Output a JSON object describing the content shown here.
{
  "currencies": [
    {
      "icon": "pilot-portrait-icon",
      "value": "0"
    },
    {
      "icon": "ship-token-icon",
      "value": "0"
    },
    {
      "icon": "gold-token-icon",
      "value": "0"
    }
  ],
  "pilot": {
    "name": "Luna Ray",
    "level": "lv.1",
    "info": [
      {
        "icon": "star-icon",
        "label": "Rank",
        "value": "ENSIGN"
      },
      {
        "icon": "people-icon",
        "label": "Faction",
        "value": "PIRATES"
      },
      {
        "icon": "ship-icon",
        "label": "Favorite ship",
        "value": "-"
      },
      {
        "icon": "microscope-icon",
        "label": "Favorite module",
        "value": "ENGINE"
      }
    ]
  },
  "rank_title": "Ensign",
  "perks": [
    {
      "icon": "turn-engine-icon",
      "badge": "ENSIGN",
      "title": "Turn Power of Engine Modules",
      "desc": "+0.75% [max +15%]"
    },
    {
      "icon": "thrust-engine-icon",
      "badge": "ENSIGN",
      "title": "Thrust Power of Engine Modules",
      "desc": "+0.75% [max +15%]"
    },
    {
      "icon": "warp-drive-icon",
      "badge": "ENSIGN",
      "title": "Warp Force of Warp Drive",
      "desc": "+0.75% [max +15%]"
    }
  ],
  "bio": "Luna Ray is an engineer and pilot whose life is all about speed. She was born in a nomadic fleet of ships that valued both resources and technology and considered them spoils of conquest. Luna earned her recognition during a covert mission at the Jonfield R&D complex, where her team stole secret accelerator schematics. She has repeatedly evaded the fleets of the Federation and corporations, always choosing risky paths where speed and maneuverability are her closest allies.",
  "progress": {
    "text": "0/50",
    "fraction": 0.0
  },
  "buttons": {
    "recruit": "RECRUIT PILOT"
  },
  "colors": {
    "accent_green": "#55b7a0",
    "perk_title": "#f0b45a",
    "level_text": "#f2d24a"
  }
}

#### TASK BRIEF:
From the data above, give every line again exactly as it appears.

#### RESPONSE TO THE TASK:
Output a JSON object describing the content shown here.
{
  "currencies": [
    {
      "icon": "pilot-portrait-icon",
      "value": "0"
    },
    {
      "icon": "ship-token-icon",
      "value": "0"
    },
    {
      "icon": "gold-token-icon",
      "value": "0"
    }
  ],
  "pilot": {
    "name": "Luna Ray",
    "level": "lv.1",
    "info": [
      {
        "icon": "star-icon",
        "label": "Rank",
        "value": "ENSIGN"
      },
      {
        "icon": "people-icon",
        "label": "Faction",
        "value": "PIRATES"
      },
      {
        "icon": "ship-icon",
        "label": "Favorite ship",
        "value": "-"
      },
      {
        "icon": "microscope-icon",
        "label": "Favorite module",
        "value": "ENGINE"
      }
    ]
  },
  "rank_title": "Ensign",
  "perks": [
    {
      "icon": "turn-engine-icon",
      "badge": "ENSIGN",
      "title": "Turn Power of Engine Modules",
      "desc": "+0.75% [max +15%]"
    },
    {
      "icon": "thrust-engine-icon",
      "badge": "ENSIGN",
      "title": "Thrust Power of Engine Modules",
      "desc": "+0.75% [max +15%]"
    },
    {
      "icon": "warp-drive-icon",
      "badge": "ENSIGN",
      "title": "Warp Force of Warp Drive",
      "desc": "+0.75% [max +15%]"
    }
  ],
  "bio": "Luna Ray is an engineer and pilot whose life is all about speed. She was born in a nomadic fleet of ships that valued both resources and technology and considered them spoils of conquest. Luna earned her recognition during a covert mission at the Jonfield R&D complex, where her team stole secret accelerator schematics. She has repeatedly evaded the fleets of the Federation and corporations, always choosing risky paths where speed and maneuverability are her closest allies.",
  "progress": {
    "text": "0/50",
    "fraction": 0.0
  },
  "buttons": {
    "recruit": "RECRUIT PILOT"
  },
  "colors": {
    "accent_green": "#55b7a0",
    "perk_title": "#f0b45a",
    "level_text": "#f2d24a"
  }
}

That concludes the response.